Return the data in full, exactly as it was written.

Start of SOURCE MATERIAL

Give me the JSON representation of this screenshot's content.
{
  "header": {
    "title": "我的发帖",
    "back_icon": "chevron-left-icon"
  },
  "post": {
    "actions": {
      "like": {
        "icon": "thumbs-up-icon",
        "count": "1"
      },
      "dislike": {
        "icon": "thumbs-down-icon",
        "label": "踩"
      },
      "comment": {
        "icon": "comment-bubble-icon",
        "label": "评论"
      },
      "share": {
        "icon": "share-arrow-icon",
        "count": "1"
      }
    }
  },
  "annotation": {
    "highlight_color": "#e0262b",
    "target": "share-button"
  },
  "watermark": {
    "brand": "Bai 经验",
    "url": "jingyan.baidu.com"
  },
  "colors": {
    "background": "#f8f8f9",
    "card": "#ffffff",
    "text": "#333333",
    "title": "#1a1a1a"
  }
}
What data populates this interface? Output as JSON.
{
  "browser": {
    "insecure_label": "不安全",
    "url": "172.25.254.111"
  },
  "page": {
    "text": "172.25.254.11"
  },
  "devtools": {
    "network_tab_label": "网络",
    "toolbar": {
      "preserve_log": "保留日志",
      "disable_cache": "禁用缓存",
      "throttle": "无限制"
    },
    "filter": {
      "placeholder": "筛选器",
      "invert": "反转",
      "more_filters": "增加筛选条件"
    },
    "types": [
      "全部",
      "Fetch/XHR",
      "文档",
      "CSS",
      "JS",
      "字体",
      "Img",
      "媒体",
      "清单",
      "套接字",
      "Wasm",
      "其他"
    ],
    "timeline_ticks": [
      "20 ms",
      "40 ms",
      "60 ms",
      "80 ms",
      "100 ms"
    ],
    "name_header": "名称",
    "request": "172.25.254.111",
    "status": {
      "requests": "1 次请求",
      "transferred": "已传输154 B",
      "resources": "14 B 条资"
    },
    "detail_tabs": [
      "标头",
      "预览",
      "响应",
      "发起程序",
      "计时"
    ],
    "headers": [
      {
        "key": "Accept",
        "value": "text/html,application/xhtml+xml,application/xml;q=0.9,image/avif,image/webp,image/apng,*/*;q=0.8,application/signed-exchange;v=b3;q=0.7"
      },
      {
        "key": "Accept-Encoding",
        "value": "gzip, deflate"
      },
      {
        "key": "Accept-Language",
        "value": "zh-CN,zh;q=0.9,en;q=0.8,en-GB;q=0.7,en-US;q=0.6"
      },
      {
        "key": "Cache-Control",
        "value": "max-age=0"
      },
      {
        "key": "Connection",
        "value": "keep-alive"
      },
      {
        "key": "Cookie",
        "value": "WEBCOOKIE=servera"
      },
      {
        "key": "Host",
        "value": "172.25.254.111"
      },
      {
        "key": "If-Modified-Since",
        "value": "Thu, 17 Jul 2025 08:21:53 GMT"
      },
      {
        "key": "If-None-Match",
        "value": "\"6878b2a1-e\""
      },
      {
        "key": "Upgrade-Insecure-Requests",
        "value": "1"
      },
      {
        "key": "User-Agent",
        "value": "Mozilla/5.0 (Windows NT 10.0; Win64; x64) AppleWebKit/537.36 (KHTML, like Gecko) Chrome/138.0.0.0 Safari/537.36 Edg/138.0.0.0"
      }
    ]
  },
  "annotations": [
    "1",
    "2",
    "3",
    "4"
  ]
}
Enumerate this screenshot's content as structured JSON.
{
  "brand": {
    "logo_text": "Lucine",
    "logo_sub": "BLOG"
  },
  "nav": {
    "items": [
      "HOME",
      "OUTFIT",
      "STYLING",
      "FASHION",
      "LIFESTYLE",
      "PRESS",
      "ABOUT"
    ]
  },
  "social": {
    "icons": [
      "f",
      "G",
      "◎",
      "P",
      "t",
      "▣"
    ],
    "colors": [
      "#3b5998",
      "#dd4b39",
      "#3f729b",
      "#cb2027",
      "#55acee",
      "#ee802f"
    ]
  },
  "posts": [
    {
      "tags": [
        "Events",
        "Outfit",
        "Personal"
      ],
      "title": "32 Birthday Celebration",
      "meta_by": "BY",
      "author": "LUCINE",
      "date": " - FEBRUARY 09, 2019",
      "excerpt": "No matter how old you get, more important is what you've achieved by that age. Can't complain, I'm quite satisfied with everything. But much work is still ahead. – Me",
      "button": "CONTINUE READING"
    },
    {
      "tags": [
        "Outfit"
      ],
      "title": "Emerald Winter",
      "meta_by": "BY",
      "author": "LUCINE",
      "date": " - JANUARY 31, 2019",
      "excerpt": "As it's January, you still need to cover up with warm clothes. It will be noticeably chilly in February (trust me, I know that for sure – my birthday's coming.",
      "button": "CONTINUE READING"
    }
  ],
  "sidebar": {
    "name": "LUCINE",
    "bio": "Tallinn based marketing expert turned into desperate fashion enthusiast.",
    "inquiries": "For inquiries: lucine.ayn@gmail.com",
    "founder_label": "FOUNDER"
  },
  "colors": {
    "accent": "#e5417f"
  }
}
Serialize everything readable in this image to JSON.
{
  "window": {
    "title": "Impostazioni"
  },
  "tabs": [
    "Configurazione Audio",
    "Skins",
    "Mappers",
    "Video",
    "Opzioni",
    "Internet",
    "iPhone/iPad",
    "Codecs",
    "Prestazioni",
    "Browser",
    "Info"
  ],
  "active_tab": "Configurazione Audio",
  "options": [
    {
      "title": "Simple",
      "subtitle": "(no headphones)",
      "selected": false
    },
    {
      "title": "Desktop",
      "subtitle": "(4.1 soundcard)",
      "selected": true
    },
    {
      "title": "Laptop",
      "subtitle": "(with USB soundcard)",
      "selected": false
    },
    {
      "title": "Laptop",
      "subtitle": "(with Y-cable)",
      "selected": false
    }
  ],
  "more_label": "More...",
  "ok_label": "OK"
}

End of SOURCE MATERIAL

= EXERCISE RESPONSE =
Give me the JSON representation of this screenshot's content.
{
  "header": {
    "title": "我的发帖",
    "back_icon": "chevron-left-icon"
  },
  "post": {
    "actions": {
      "like": {
        "icon": "thumbs-up-icon",
        "count": "1"
      },
      "dislike": {
        "icon": "thumbs-down-icon",
        "label": "踩"
      },
      "comment": {
        "icon": "comment-bubble-icon",
        "label": "评论"
      },
      "share": {
        "icon": "share-arrow-icon",
        "count": "1"
      }
    }
  },
  "annotation": {
    "highlight_color": "#e0262b",
    "target": "share-button"
  },
  "watermark": {
    "brand": "Bai 经验",
    "url": "jingyan.baidu.com"
  },
  "colors": {
    "background": "#f8f8f9",
    "card": "#ffffff",
    "text": "#333333",
    "title": "#1a1a1a"
  }
}
What data populates this interface? Output as JSON.
{
  "browser": {
    "insecure_label": "不安全",
    "url": "172.25.254.111"
  },
  "page": {
    "text": "172.25.254.11"
  },
  "devtools": {
    "network_tab_label": "网络",
    "toolbar": {
      "preserve_log": "保留日志",
      "disable_cache": "禁用缓存",
      "throttle": "无限制"
    },
    "filter": {
      "placeholder": "筛选器",
      "invert": "反转",
      "more_filters": "增加筛选条件"
    },
    "types": [
      "全部",
      "Fetch/XHR",
      "文档",
      "CSS",
      "JS",
      "字体",
      "Img",
      "媒体",
      "清单",
      "套接字",
      "Wasm",
      "其他"
    ],
    "timeline_ticks": [
      "20 ms",
      "40 ms",
      "60 ms",
      "80 ms",
      "100 ms"
    ],
    "name_header": "名称",
    "request": "172.25.254.111",
    "status": {
      "requests": "1 次请求",
      "transferred": "已传输154 B",
      "resources": "14 B 条资"
    },
    "detail_tabs": [
      "标头",
      "预览",
      "响应",
      "发起程序",
      "计时"
    ],
    "headers": [
      {
        "key": "Accept",
        "value": "text/html,application/xhtml+xml,application/xml;q=0.9,image/avif,image/webp,image/apng,*/*;q=0.8,application/signed-exchange;v=b3;q=0.7"
      },
      {
        "key": "Accept-Encoding",
        "value": "gzip, deflate"
      },
      {
        "key": "Accept-Language",
        "value": "zh-CN,zh;q=0.9,en;q=0.8,en-GB;q=0.7,en-US;q=0.6"
      },
      {
        "key": "Cache-Control",
        "value": "max-age=0"
      },
      {
        "key": "Connection",
        "value": "keep-alive"
      },
      {
        "key": "Cookie",
        "value": "WEBCOOKIE=servera"
      },
      {
        "key": "Host",
        "value": "172.25.254.111"
      },
      {
        "key": "If-Modified-Since",
        "value": "Thu, 17 Jul 2025 08:21:53 GMT"
      },
      {
        "key": "If-None-Match",
        "value": "\"6878b2a1-e\""
      },
      {
        "key": "Upgrade-Insecure-Requests",
        "value": "1"
      },
      {
        "key": "User-Agent",
        "value": "Mozilla/5.0 (Windows NT 10.0; Win64; x64) AppleWebKit/537.36 (KHTML, like Gecko) Chrome/138.0.0.0 Safari/537.36 Edg/138.0.0.0"
      }
    ]
  },
  "annotations": [
    "1",
    "2",
    "3",
    "4"
  ]
}
Enumerate this screenshot's content as structured JSON.
{
  "brand": {
    "logo_text": "Lucine",
    "logo_sub": "BLOG"
  },
  "nav": {
    "items": [
      "HOME",
      "OUTFIT",
      "STYLING",
      "FASHION",
      "LIFESTYLE",
      "PRESS",
      "ABOUT"
    ]
  },
  "social": {
    "icons": [
      "f",
      "G",
      "◎",
      "P",
      "t",
      "▣"
    ],
    "colors": [
      "#3b5998",
      "#dd4b39",
      "#3f729b",
      "#cb2027",
      "#55acee",
      "#ee802f"
    ]
  },
  "posts": [
    {
      "tags": [
        "Events",
        "Outfit",
        "Personal"
      ],
      "title": "32 Birthday Celebration",
      "meta_by": "BY",
      "author": "LUCINE",
      "date": " - FEBRUARY 09, 2019",
      "excerpt": "No matter how old you get, more important is what you've achieved by that age. Can't complain, I'm quite satisfied with everything. But much work is still ahead. – Me",
      "button": "CONTINUE READING"
    },
    {
      "tags": [
        "Outfit"
      ],
      "title": "Emerald Winter",
      "meta_by": "BY",
      "author": "LUCINE",
      "date": " - JANUARY 31, 2019",
      "excerpt": "As it's January, you still need to cover up with warm clothes. It will be noticeably chilly in February (trust me, I know that for sure – my birthday's coming.",
      "button": "CONTINUE READING"
    }
  ],
  "sidebar": {
    "name": "LUCINE",
    "bio": "Tallinn based marketing expert turned into desperate fashion enthusiast.",
    "inquiries": "For inquiries: lucine.ayn@gmail.com",
    "founder_label": "FOUNDER"
  },
  "colors": {
    "accent": "#e5417f"
  }
}
Serialize everything readable in this image to JSON.
{
  "window": {
    "title": "Impostazioni"
  },
  "tabs": [
    "Configurazione Audio",
    "Skins",
    "Mappers",
    "Video",
    "Opzioni",
    "Internet",
    "iPhone/iPad",
    "Codecs",
    "Prestazioni",
    "Browser",
    "Info"
  ],
  "active_tab": "Configurazione Audio",
  "options": [
    {
      "title": "Simple",
      "subtitle": "(no headphones)",
      "selected": false
    },
    {
      "title": "Desktop",
      "subtitle": "(4.1 soundcard)",
      "selected": true
    },
    {
      "title": "Laptop",
      "subtitle": "(with USB soundcard)",
      "selected": false
    },
    {
      "title": "Laptop",
      "subtitle": "(with Y-cable)",
      "selected": false
    }
  ],
  "more_label": "More...",
  "ok_label": "OK"
}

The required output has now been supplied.